The answer is the set of lines that include "January", copied from the data below.

**Data records**

****

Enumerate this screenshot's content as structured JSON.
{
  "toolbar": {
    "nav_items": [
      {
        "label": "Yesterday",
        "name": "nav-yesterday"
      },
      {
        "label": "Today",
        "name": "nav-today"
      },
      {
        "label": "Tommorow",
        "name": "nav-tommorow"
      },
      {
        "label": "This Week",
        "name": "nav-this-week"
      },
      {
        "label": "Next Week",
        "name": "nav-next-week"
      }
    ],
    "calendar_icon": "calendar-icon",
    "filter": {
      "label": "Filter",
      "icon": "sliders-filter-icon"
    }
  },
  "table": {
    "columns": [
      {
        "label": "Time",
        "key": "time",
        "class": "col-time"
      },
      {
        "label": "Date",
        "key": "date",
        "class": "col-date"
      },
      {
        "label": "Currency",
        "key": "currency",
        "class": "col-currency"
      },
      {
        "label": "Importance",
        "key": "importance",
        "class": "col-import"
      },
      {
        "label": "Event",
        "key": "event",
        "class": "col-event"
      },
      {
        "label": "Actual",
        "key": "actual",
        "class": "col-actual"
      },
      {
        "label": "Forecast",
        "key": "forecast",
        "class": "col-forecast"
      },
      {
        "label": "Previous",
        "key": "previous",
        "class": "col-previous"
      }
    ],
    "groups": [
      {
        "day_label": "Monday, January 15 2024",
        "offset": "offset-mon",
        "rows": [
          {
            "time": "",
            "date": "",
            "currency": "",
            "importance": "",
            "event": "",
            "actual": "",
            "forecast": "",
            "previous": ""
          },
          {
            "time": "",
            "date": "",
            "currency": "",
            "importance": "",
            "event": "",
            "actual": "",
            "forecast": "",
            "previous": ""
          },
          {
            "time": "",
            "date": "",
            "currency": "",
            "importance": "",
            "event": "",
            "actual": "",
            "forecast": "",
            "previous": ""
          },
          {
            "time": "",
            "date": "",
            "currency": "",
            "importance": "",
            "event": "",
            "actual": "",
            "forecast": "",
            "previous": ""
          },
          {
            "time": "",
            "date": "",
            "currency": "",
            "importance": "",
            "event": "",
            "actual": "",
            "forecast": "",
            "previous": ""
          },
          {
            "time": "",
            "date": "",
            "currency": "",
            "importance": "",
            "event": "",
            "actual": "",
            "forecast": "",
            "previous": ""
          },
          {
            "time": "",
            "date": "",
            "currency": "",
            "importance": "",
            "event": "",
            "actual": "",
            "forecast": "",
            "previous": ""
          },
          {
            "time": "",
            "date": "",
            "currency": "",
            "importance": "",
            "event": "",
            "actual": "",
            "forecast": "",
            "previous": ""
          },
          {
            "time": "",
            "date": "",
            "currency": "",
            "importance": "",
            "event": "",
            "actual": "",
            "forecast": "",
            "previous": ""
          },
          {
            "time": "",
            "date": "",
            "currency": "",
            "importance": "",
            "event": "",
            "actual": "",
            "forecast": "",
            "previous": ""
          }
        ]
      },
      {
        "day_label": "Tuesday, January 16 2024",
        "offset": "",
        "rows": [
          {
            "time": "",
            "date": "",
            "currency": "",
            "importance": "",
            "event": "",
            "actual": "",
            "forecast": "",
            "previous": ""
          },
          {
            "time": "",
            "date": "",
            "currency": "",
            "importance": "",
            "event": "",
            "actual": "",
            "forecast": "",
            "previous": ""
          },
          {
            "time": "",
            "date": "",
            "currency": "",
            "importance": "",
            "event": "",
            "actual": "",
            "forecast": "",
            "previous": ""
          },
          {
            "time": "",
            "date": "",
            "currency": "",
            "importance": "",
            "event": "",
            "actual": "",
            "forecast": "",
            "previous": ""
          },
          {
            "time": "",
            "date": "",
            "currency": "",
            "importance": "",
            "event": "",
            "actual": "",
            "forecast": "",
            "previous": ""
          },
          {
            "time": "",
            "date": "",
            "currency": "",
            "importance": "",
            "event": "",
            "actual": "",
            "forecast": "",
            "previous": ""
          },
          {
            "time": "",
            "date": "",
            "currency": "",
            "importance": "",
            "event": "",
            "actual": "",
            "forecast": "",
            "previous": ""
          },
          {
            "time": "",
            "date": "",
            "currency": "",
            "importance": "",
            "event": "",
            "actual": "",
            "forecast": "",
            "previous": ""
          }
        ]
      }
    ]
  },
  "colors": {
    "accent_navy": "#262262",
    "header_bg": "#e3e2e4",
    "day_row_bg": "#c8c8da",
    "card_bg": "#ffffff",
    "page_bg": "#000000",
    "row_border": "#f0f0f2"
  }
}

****

**Response to this task**
        "day_label": "Monday, January 15 2024",
        "day_label": "Tuesday, January 16 2024",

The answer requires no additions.